I'd finished the main storyline, left roaming the wilderness hunting foxes with no intention of contributing to the land grabbing war between Jarls.

I played Skyrim right up until a few weeks ago when I received The Witcher 3 for my birthday.
I immediately selected the second hardest difficulty as I longed for a new challenge. I subsequently died 32 times in the first few hours of play. Perfect!

The Witcher 3 is so well developed its rekindled my imagination , and re-inspired the idea of a real life RPG, which brings with it all the impossible real life limitations. Damn it!

The Witcher 3

So I pose this question. What CAN be done?

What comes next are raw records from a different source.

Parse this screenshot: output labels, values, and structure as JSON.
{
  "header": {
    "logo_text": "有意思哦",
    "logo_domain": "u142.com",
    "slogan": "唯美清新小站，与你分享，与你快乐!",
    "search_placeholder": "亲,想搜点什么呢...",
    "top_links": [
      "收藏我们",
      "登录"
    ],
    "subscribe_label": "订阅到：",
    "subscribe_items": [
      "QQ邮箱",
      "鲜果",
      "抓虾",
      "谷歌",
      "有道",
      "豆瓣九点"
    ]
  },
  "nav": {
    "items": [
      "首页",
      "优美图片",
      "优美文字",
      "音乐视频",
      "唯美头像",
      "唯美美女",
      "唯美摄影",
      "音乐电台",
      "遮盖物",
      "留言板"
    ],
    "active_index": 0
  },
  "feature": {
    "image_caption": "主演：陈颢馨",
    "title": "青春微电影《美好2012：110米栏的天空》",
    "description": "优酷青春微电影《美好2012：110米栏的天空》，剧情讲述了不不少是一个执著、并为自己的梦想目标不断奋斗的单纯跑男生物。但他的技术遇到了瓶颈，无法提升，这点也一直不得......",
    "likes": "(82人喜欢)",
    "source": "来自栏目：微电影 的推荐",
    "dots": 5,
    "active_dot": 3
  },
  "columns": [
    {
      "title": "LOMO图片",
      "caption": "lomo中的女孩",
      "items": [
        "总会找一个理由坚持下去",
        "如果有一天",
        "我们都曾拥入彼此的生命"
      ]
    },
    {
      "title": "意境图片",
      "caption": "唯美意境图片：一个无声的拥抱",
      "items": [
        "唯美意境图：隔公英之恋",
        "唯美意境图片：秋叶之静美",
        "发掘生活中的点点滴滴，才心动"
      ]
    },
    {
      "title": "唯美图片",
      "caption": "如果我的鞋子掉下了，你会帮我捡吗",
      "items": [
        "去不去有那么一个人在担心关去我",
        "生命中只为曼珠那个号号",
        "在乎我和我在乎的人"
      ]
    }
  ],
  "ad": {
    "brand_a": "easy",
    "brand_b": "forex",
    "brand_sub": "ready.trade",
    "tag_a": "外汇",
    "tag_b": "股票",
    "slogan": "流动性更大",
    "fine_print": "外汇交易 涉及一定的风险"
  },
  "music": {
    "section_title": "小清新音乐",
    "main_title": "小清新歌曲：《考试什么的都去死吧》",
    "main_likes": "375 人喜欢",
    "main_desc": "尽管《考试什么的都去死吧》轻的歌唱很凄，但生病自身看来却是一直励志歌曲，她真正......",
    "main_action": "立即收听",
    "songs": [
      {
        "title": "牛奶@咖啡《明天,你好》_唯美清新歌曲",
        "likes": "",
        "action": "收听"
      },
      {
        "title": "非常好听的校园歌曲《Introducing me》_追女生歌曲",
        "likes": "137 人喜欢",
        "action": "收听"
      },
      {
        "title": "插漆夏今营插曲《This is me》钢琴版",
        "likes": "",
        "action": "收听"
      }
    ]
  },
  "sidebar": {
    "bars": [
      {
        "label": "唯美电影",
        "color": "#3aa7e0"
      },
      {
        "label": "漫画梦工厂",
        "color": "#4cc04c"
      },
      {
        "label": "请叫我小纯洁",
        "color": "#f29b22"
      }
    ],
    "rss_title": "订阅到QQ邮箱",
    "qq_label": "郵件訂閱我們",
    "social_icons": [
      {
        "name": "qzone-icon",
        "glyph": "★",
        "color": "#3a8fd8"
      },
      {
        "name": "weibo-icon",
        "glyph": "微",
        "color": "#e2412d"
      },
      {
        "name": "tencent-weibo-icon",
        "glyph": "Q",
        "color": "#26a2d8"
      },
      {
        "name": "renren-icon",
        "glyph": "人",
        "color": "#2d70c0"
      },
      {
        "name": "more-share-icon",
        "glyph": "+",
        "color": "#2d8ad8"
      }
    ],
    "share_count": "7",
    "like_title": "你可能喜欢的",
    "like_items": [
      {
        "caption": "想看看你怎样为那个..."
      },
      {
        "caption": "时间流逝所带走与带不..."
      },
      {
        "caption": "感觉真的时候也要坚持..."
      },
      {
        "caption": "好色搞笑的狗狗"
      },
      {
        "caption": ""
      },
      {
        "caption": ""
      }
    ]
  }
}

In Skyrim, certain skills can be obtained and increased like Smithing weapons and armour, learn archery and swordplay both single handed and two handed weapons. Hunt animals for food and skins for leather. In the Witcher, Geralts fighting style, such as his jump spin attacks for example, are very similar to kung fu fighting styles. In both games your character can ride various horses, even compete in horse races. All of these things improve with experience. The more you do, the more you learn, the better you get. Just like in real life. Now we are onto something.

There are many real things that can be achieved all of which I have little to no experience at all.

So here in lies the challenge .

I have never fired an arrow from a bow. I have never smithed a sword or built armour. I have very little training with swords and weapons. I've never hunted animals with traditional weapons for food and fur, and so forth.

I've never ridden a horse into the wilderness wearing the armour I built, with the weapons I smithed, to hunt animals for food and skins and returned to cook the meat, to tan leather for use in building improved weapons and armour.

All of these things I would like to experience.

Over the next few years I will need study books about blacksmithing, leather craft, meet with knife makers and join the local archery club. Learn sword play from a fencing master and continue my training in Shaolin Kung Fu. Converse with Cosplayers and medievil reenactment groups and maybe even learn a bit about our real history in which the fantasy worlds are often based upon.

All progress will be documented here at The Temple of the Arcane Arts as my experience points increase with every achievement.

Thus turning my reality into an real life RPG.